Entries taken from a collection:
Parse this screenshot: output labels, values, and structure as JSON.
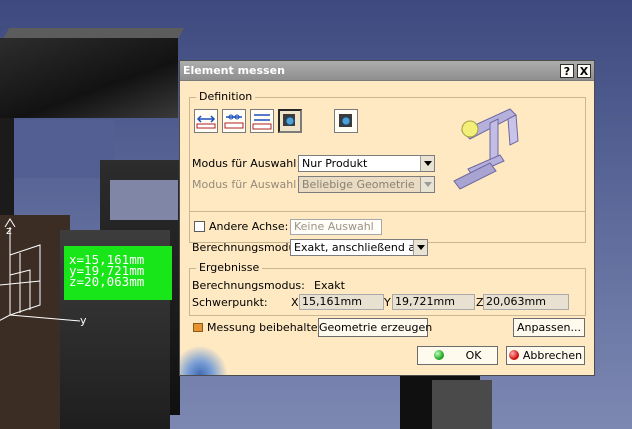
{
  "viewport": {
    "measurement": {
      "x": "x=15,161mm",
      "y": "y=19,721mm",
      "z": "z=20,063mm"
    },
    "axis_z": "z",
    "axis_y": "y",
    "colors": {
      "label_bg": "#19e619",
      "background_top": "#3e4a7f"
    }
  },
  "dialog": {
    "title": "Element messen",
    "help_button": "?",
    "close_button": "X",
    "definition": {
      "label": "Definition",
      "mode_buttons": [
        "measure-between-icon",
        "measure-item-icon",
        "measure-chain-icon",
        "measure-inertia-icon",
        "customize-measure-icon"
      ],
      "selection1_label": "Modus für Auswahl 1:",
      "selection1_value": "Nur Produkt",
      "selection2_label": "Modus für Auswahl 2:",
      "selection2_value": "Beliebige Geometrie",
      "other_axis_label": "Andere Achse:",
      "other_axis_value": "Keine Auswahl",
      "calc_mode_label": "Berechnungsmodus:",
      "calc_mode_value": "Exakt, anschließend ang"
    },
    "results": {
      "label": "Ergebnisse",
      "calc_mode_label": "Berechnungsmodus:",
      "calc_mode_value": "Exakt",
      "center_label": "Schwerpunkt:",
      "x_label": "X",
      "x_value": "15,161mm",
      "y_label": "Y",
      "y_value": "19,721mm",
      "z_label": "Z",
      "z_value": "20,063mm"
    },
    "keep_measure_label": "Messung beibehalten",
    "create_geometry_button": "Geometrie erzeugen",
    "customize_button": "Anpassen...",
    "ok_button": "OK",
    "cancel_button": "Abbrechen",
    "colors": {
      "dialog_bg": "#ffe9c2",
      "title_bg": "#9a9a9a"
    }
  }
}
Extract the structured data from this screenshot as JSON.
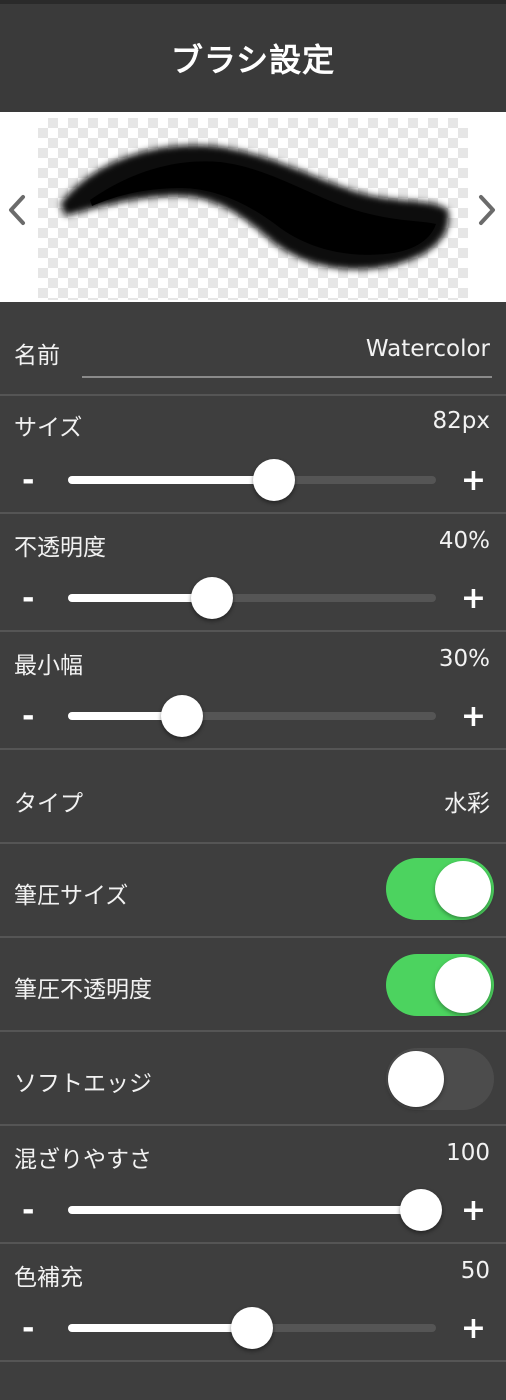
{
  "header": {
    "title": "ブラシ設定"
  },
  "preview": {
    "prev_icon": "chevron-left-icon",
    "next_icon": "chevron-right-icon"
  },
  "name": {
    "label": "名前",
    "value": "Watercolor"
  },
  "sliders": {
    "size": {
      "label": "サイズ",
      "value": "82px",
      "level": 0.56
    },
    "opacity": {
      "label": "不透明度",
      "value": "40%",
      "level": 0.39
    },
    "min_width": {
      "label": "最小幅",
      "value": "30%",
      "level": 0.31
    },
    "blend": {
      "label": "混ざりやすさ",
      "value": "100",
      "level": 0.96
    },
    "color_fill": {
      "label": "色補充",
      "value": "50",
      "level": 0.5
    }
  },
  "stepper": {
    "minus": "-",
    "plus": "+"
  },
  "type": {
    "label": "タイプ",
    "value": "水彩"
  },
  "toggles": {
    "pressure_size": {
      "label": "筆圧サイズ",
      "on": true
    },
    "pressure_opacity": {
      "label": "筆圧不透明度",
      "on": true
    },
    "soft_edge": {
      "label": "ソフトエッジ",
      "on": false
    }
  },
  "colors": {
    "background": "#3e3e3e",
    "toggle_on": "#4cd35f",
    "toggle_off": "#4c4c4c",
    "track": "#555555",
    "fill": "#ffffff"
  }
}
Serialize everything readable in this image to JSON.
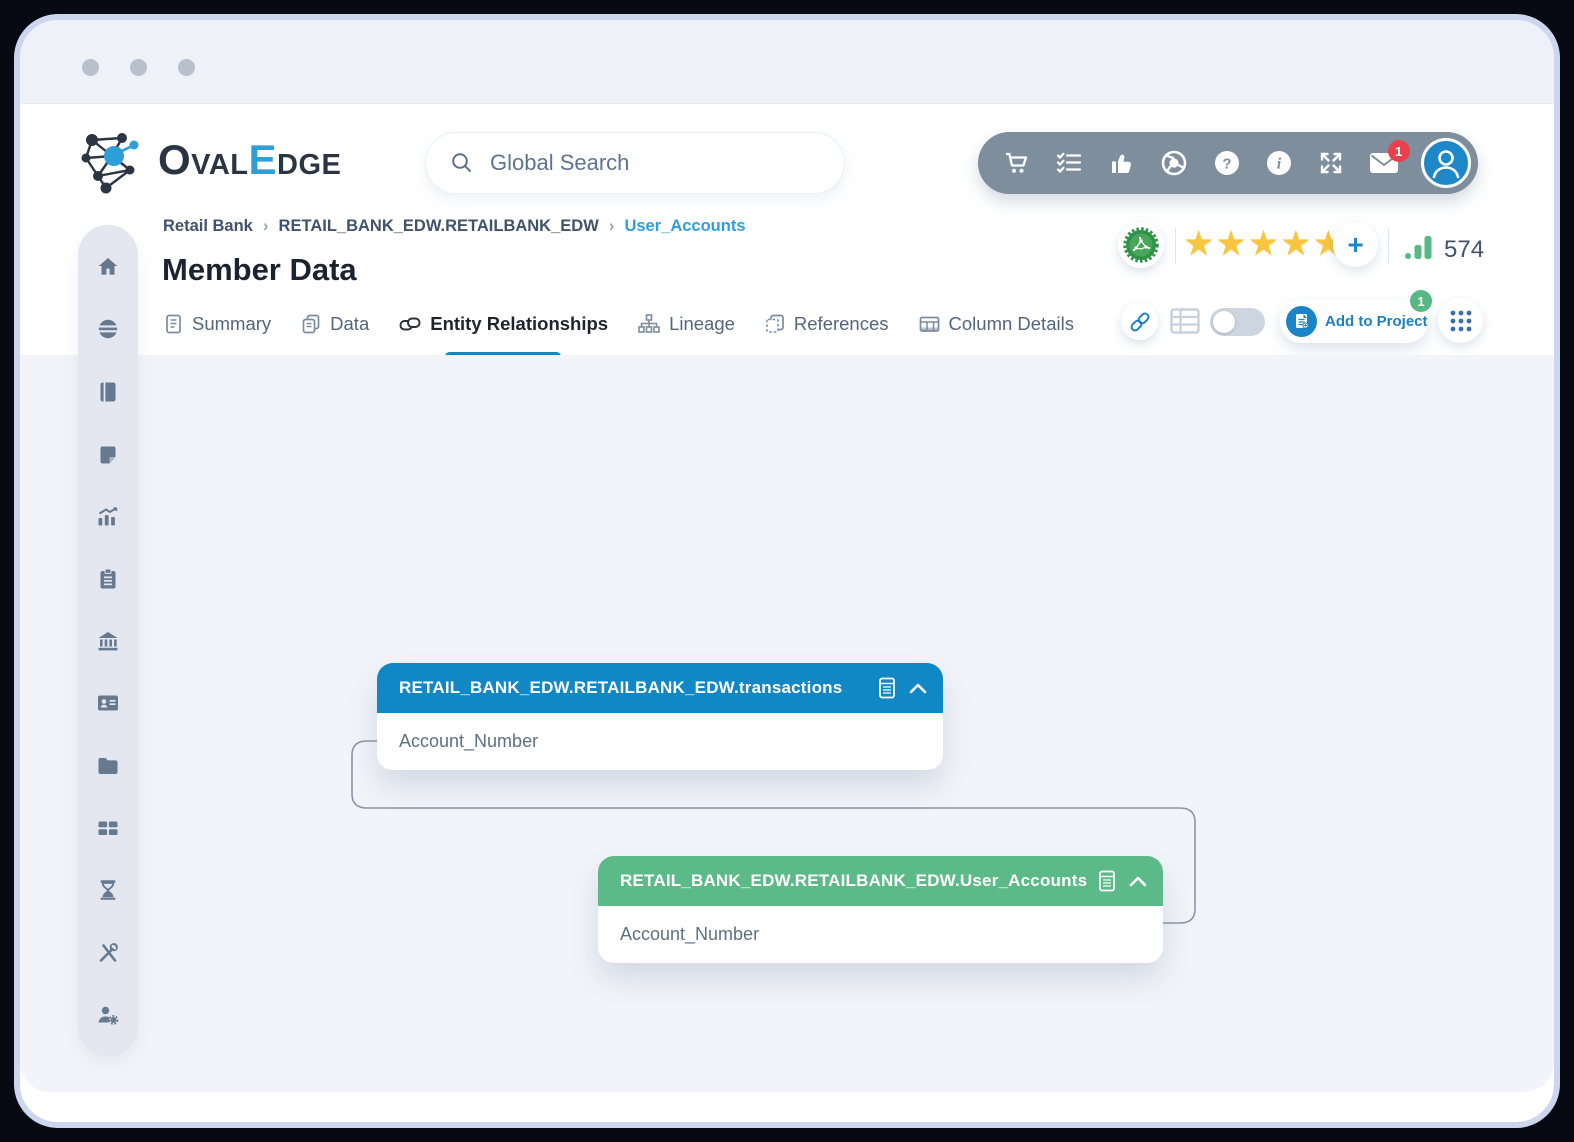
{
  "brand": {
    "part1": "Oval",
    "accent": "E",
    "part2": "dge"
  },
  "search": {
    "placeholder": "Global Search"
  },
  "toolbar": {
    "icons": [
      "cart",
      "tasks",
      "thumbs-up",
      "browser",
      "help",
      "info",
      "fullscreen",
      "mail",
      "profile"
    ],
    "mail_badge": "1"
  },
  "breadcrumb": {
    "separator": "›",
    "items": [
      {
        "label": "Retail Bank"
      },
      {
        "label": "RETAIL_BANK_EDW.RETAILBANK_EDW"
      },
      {
        "label": "User_Accounts"
      }
    ]
  },
  "page": {
    "title": "Member Data"
  },
  "tabs": [
    {
      "label": "Summary",
      "active": false
    },
    {
      "label": "Data",
      "active": false
    },
    {
      "label": "Entity Relationships",
      "active": true
    },
    {
      "label": "Lineage",
      "active": false
    },
    {
      "label": "References",
      "active": false
    },
    {
      "label": "Column Details",
      "active": false
    }
  ],
  "rating": {
    "star_glyph": "★",
    "stars": 5,
    "plus_glyph": "+",
    "count": "574"
  },
  "actions": {
    "toggle_state": "off",
    "add_to_project_label": "Add to Project",
    "project_badge": "1"
  },
  "sidebar": {
    "items": [
      "home",
      "data-catalog",
      "book",
      "notes",
      "reports",
      "clipboard",
      "governance",
      "contacts",
      "files",
      "dashboard",
      "history",
      "tools",
      "admin"
    ]
  },
  "diagram": {
    "cards": [
      {
        "title": "RETAIL_BANK_EDW.RETAILBANK_EDW.transactions",
        "header_color": "#1187c5",
        "columns": [
          "Account_Number"
        ]
      },
      {
        "title": "RETAIL_BANK_EDW.RETAILBANK_EDW.User_Accounts",
        "header_color": "#5cba88",
        "columns": [
          "Account_Number"
        ]
      }
    ],
    "relationship": {
      "from": "transactions.Account_Number",
      "to": "User_Accounts.Account_Number"
    }
  },
  "colors": {
    "accent_blue": "#1187c5",
    "accent_green": "#5cba88",
    "star_yellow": "#f6c63e",
    "badge_red": "#e8414d",
    "toolbar_gray": "#7e8e9d"
  }
}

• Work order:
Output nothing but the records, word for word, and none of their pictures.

• Answer to this problem:
Parse this screenshot: output labels, values, and structure as JSON.
{
  "viewport": {
    "measurement": {
      "x": "x=15,161mm",
      "y": "y=19,721mm",
      "z": "z=20,063mm"
    },
    "axis_z": "z",
    "axis_y": "y",
    "colors": {
      "label_bg": "#19e619",
      "background_top": "#3e4a7f"
    }
  },
  "dialog": {
    "title": "Element messen",
    "help_button": "?",
    "close_button": "X",
    "definition": {
      "label": "Definition",
      "mode_buttons": [
        "measure-between-icon",
        "measure-item-icon",
        "measure-chain-icon",
        "measure-inertia-icon",
        "customize-measure-icon"
      ],
      "selection1_label": "Modus für Auswahl 1:",
      "selection1_value": "Nur Produkt",
      "selection2_label": "Modus für Auswahl 2:",
      "selection2_value": "Beliebige Geometrie",
      "other_axis_label": "Andere Achse:",
      "other_axis_value": "Keine Auswahl",
      "calc_mode_label": "Berechnungsmodus:",
      "calc_mode_value": "Exakt, anschließend ang"
    },
    "results": {
      "label": "Ergebnisse",
      "calc_mode_label": "Berechnungsmodus:",
      "calc_mode_value": "Exakt",
      "center_label": "Schwerpunkt:",
      "x_label": "X",
      "x_value": "15,161mm",
      "y_label": "Y",
      "y_value": "19,721mm",
      "z_label": "Z",
      "z_value": "20,063mm"
    },
    "keep_measure_label": "Messung beibehalten",
    "create_geometry_button": "Geometrie erzeugen",
    "customize_button": "Anpassen...",
    "ok_button": "OK",
    "cancel_button": "Abbrechen",
    "colors": {
      "dialog_bg": "#ffe9c2",
      "title_bg": "#9a9a9a"
    }
  }
}
Extract the structured data from this screenshot as JSON.
{
  "header": {
    "title": "ブラシ設定"
  },
  "preview": {
    "prev_icon": "chevron-left-icon",
    "next_icon": "chevron-right-icon"
  },
  "name": {
    "label": "名前",
    "value": "Watercolor"
  },
  "sliders": {
    "size": {
      "label": "サイズ",
      "value": "82px",
      "level": 0.56
    },
    "opacity": {
      "label": "不透明度",
      "value": "40%",
      "level": 0.39
    },
    "min_width": {
      "label": "最小幅",
      "value": "30%",
      "level": 0.31
    },
    "blend": {
      "label": "混ざりやすさ",
      "value": "100",
      "level": 0.96
    },
    "color_fill": {
      "label": "色補充",
      "value": "50",
      "level": 0.5
    }
  },
  "stepper": {
    "minus": "-",
    "plus": "+"
  },
  "type": {
    "label": "タイプ",
    "value": "水彩"
  },
  "toggles": {
    "pressure_size": {
      "label": "筆圧サイズ",
      "on": true
    },
    "pressure_opacity": {
      "label": "筆圧不透明度",
      "on": true
    },
    "soft_edge": {
      "label": "ソフトエッジ",
      "on": false
    }
  },
  "colors": {
    "background": "#3e3e3e",
    "toggle_on": "#4cd35f",
    "toggle_off": "#4c4c4c",
    "track": "#555555",
    "fill": "#ffffff"
  }
}
Serialize everything readable in this image to JSON.
{
  "brand": {
    "part1": "Oval",
    "accent": "E",
    "part2": "dge"
  },
  "search": {
    "placeholder": "Global Search"
  },
  "toolbar": {
    "icons": [
      "cart",
      "tasks",
      "thumbs-up",
      "browser",
      "help",
      "info",
      "fullscreen",
      "mail",
      "profile"
    ],
    "mail_badge": "1"
  },
  "breadcrumb": {
    "separator": "›",
    "items": [
      {
        "label": "Retail Bank"
      },
      {
        "label": "RETAIL_BANK_EDW.RETAILBANK_EDW"
      },
      {
        "label": "User_Accounts"
      }
    ]
  },
  "page": {
    "title": "Member Data"
  },
  "tabs": [
    {
      "label": "Summary",
      "active": false
    },
    {
      "label": "Data",
      "active": false
    },
    {
      "label": "Entity Relationships",
      "active": true
    },
    {
      "label": "Lineage",
      "active": false
    },
    {
      "label": "References",
      "active": false
    },
    {
      "label": "Column Details",
      "active": false
    }
  ],
  "rating": {
    "star_glyph": "★",
    "stars": 5,
    "plus_glyph": "+",
    "count": "574"
  },
  "actions": {
    "toggle_state": "off",
    "add_to_project_label": "Add to Project",
    "project_badge": "1"
  },
  "sidebar": {
    "items": [
      "home",
      "data-catalog",
      "book",
      "notes",
      "reports",
      "clipboard",
      "governance",
      "contacts",
      "files",
      "dashboard",
      "history",
      "tools",
      "admin"
    ]
  },
  "diagram": {
    "cards": [
      {
        "title": "RETAIL_BANK_EDW.RETAILBANK_EDW.transactions",
        "header_color": "#1187c5",
        "columns": [
          "Account_Number"
        ]
      },
      {
        "title": "RETAIL_BANK_EDW.RETAILBANK_EDW.User_Accounts",
        "header_color": "#5cba88",
        "columns": [
          "Account_Number"
        ]
      }
    ],
    "relationship": {
      "from": "transactions.Account_Number",
      "to": "User_Accounts.Account_Number"
    }
  },
  "colors": {
    "accent_blue": "#1187c5",
    "accent_green": "#5cba88",
    "star_yellow": "#f6c63e",
    "badge_red": "#e8414d",
    "toolbar_gray": "#7e8e9d"
  }
}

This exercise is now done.